ABOUT THIS TASK — Scan the data below for the string "Tool". Copy every line where it appears.

RECORDED INFORMATION —

-------

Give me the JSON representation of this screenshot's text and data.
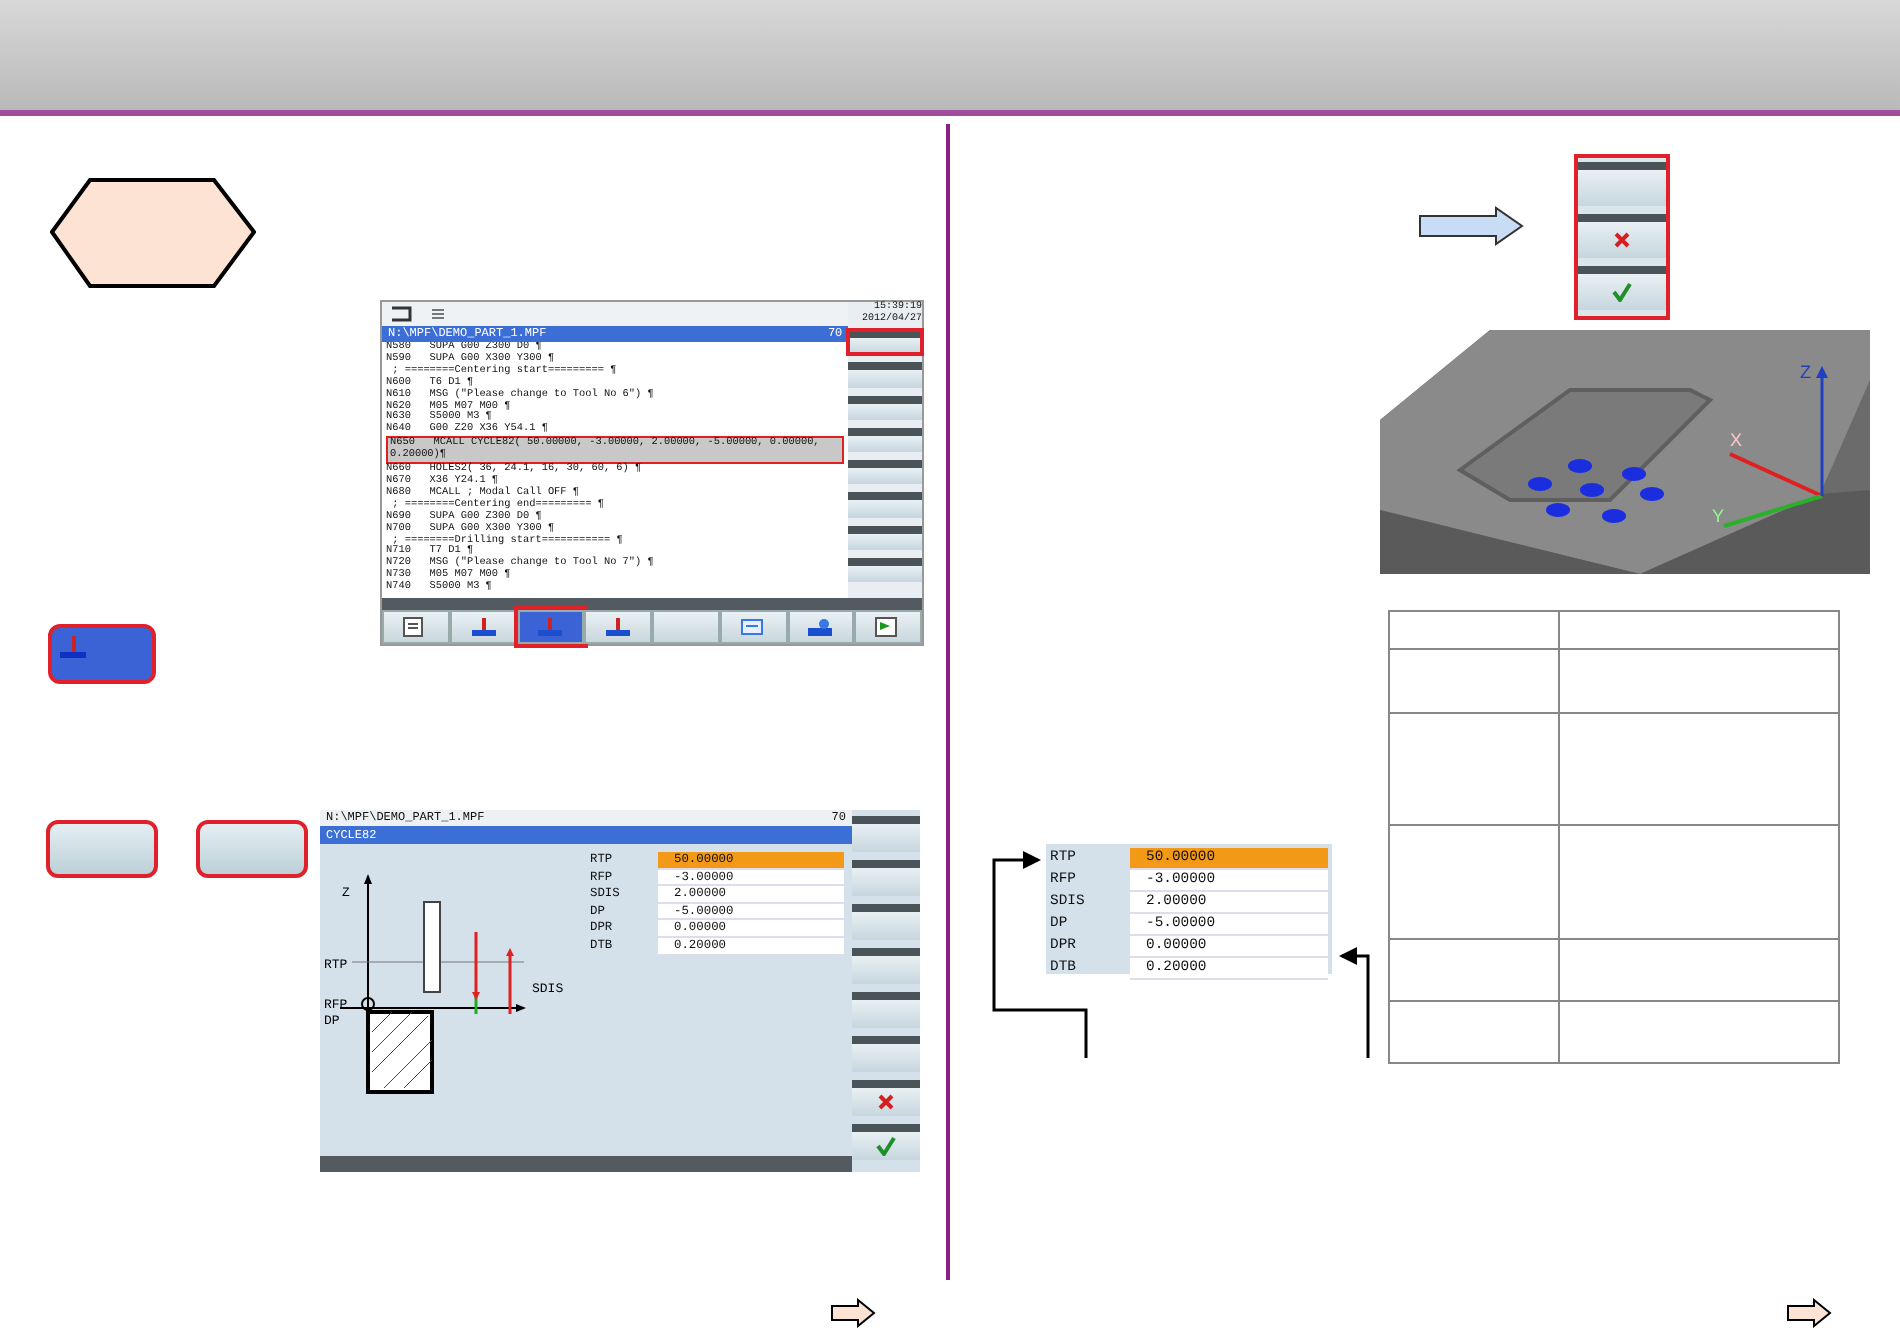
{
  "screen1": {
    "time": "15:39:19",
    "date": "2012/04/27",
    "path": "N:\\MPF\\DEMO_PART_1.MPF",
    "count": "70",
    "lines": [
      {
        "text": "N580   SUPA G00 Z300 D0 ¶",
        "selected": false
      },
      {
        "text": "N590   SUPA G00 X300 Y300 ¶",
        "selected": false
      },
      {
        "text": " ; ========Centering start========= ¶",
        "selected": false
      },
      {
        "text": "N600   T6 D1 ¶",
        "selected": false
      },
      {
        "text": "N610   MSG (\"Please change to Tool No 6\") ¶",
        "selected": false
      },
      {
        "text": "N620   M05 M07 M00 ¶",
        "selected": false
      },
      {
        "text": "N630   S5000 M3 ¶",
        "selected": false
      },
      {
        "text": "N640   G00 Z20 X36 Y54.1 ¶",
        "selected": false
      },
      {
        "text": "N650   MCALL CYCLE82( 50.00000, -3.00000, 2.00000, -5.00000, 0.00000, 0.20000)¶",
        "selected": true
      },
      {
        "text": "N660   HOLES2( 36, 24.1, 16, 30, 60, 6) ¶",
        "selected": false
      },
      {
        "text": "N670   X36 Y24.1 ¶",
        "selected": false
      },
      {
        "text": "N680   MCALL ; Modal Call OFF ¶",
        "selected": false
      },
      {
        "text": " ; ========Centering end========= ¶",
        "selected": false
      },
      {
        "text": "N690   SUPA G00 Z300 D0 ¶",
        "selected": false
      },
      {
        "text": "N700   SUPA G00 X300 Y300 ¶",
        "selected": false
      },
      {
        "text": " ; ========Drilling start=========== ¶",
        "selected": false
      },
      {
        "text": "N710   T7 D1 ¶",
        "selected": false
      },
      {
        "text": "N720   MSG (\"Please change to Tool No 7\") ¶",
        "selected": false
      },
      {
        "text": "N730   M05 M07 M00 ¶",
        "selected": false
      },
      {
        "text": "N740   S5000 M3 ¶",
        "selected": false
      }
    ],
    "side_softkeys": [
      {
        "marked": true
      },
      {
        "marked": false
      },
      {
        "marked": false
      },
      {
        "marked": false
      },
      {
        "marked": false
      },
      {
        "marked": false
      },
      {
        "marked": false
      },
      {
        "marked": false
      }
    ],
    "bottom_softkeys": [
      {
        "kind": "edit",
        "selected": false,
        "marked": false
      },
      {
        "kind": "drill",
        "selected": false,
        "marked": false
      },
      {
        "kind": "drill",
        "selected": true,
        "marked": true
      },
      {
        "kind": "drill",
        "selected": false,
        "marked": false
      },
      {
        "kind": "blank",
        "selected": false,
        "marked": false
      },
      {
        "kind": "contour",
        "selected": false,
        "marked": false
      },
      {
        "kind": "mill",
        "selected": false,
        "marked": false
      },
      {
        "kind": "sim",
        "selected": false,
        "marked": false
      }
    ]
  },
  "screen2": {
    "path": "N:\\MPF\\DEMO_PART_1.MPF",
    "count": "70",
    "title": "CYCLE82",
    "diagram_labels": [
      "Z",
      "RTP",
      "RFP",
      "DP",
      "SDIS"
    ],
    "params": [
      {
        "name": "RTP",
        "value": "50.00000",
        "selected": true
      },
      {
        "name": "RFP",
        "value": "-3.00000",
        "selected": false
      },
      {
        "name": "SDIS",
        "value": "2.00000",
        "selected": false
      },
      {
        "name": "DP",
        "value": "-5.00000",
        "selected": false
      },
      {
        "name": "DPR",
        "value": "0.00000",
        "selected": false
      },
      {
        "name": "DTB",
        "value": "0.20000",
        "selected": false
      }
    ],
    "softkeys": [
      {
        "kind": "blank"
      },
      {
        "kind": "blank"
      },
      {
        "kind": "blank"
      },
      {
        "kind": "blank"
      },
      {
        "kind": "blank"
      },
      {
        "kind": "blank"
      },
      {
        "kind": "cancel"
      },
      {
        "kind": "accept"
      }
    ]
  },
  "param_copy": [
    {
      "name": "RTP",
      "value": "50.00000",
      "selected": true
    },
    {
      "name": "RFP",
      "value": "-3.00000",
      "selected": false
    },
    {
      "name": "SDIS",
      "value": "2.00000",
      "selected": false
    },
    {
      "name": "DP",
      "value": "-5.00000",
      "selected": false
    },
    {
      "name": "DPR",
      "value": "0.00000",
      "selected": false
    },
    {
      "name": "DTB",
      "value": "0.20000",
      "selected": false
    }
  ],
  "softkey_stack": [
    {
      "kind": "blank"
    },
    {
      "kind": "cancel"
    },
    {
      "kind": "accept"
    }
  ],
  "axis_labels": [
    "X",
    "Y",
    "Z"
  ]
}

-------

YOUR SOLUTION —
        "text": "N610   MSG (\"Please change to Tool No 6\") ¶",
        "text": "N720   MSG (\"Please change to Tool No 7\") ¶",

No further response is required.